■ Supplied material ■
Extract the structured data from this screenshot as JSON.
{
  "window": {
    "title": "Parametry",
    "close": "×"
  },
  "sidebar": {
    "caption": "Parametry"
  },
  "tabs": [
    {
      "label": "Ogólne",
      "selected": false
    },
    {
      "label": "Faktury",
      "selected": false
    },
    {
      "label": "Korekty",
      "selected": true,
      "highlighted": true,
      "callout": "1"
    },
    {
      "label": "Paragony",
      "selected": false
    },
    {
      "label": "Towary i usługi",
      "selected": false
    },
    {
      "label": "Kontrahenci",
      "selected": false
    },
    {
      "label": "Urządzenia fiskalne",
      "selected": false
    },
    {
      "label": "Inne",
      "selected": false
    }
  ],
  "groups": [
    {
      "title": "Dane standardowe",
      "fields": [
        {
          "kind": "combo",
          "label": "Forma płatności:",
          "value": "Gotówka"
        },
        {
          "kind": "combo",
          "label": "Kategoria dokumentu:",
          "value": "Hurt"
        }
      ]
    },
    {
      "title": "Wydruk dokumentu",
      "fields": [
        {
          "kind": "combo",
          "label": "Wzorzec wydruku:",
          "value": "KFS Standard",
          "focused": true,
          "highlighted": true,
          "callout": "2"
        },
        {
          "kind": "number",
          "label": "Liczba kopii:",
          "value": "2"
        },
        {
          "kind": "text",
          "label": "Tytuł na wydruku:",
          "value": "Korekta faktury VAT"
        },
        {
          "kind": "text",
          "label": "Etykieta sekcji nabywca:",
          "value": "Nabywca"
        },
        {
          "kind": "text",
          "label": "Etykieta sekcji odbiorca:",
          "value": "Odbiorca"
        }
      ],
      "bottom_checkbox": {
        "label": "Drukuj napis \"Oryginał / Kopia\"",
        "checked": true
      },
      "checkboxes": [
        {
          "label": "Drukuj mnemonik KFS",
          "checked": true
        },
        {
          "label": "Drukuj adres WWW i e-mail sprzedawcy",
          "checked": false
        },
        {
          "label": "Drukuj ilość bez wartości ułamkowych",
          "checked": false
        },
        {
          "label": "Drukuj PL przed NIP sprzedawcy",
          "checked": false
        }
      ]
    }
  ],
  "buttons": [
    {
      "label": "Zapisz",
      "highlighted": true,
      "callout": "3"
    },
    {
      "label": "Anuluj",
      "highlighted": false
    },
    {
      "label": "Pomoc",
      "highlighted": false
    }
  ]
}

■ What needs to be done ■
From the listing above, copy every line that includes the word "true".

■ Expected answer ■
      "selected": true,
      "highlighted": true,
          "focused": true,
          "highlighted": true,
        "checked": true
          "checked": true
      "highlighted": true,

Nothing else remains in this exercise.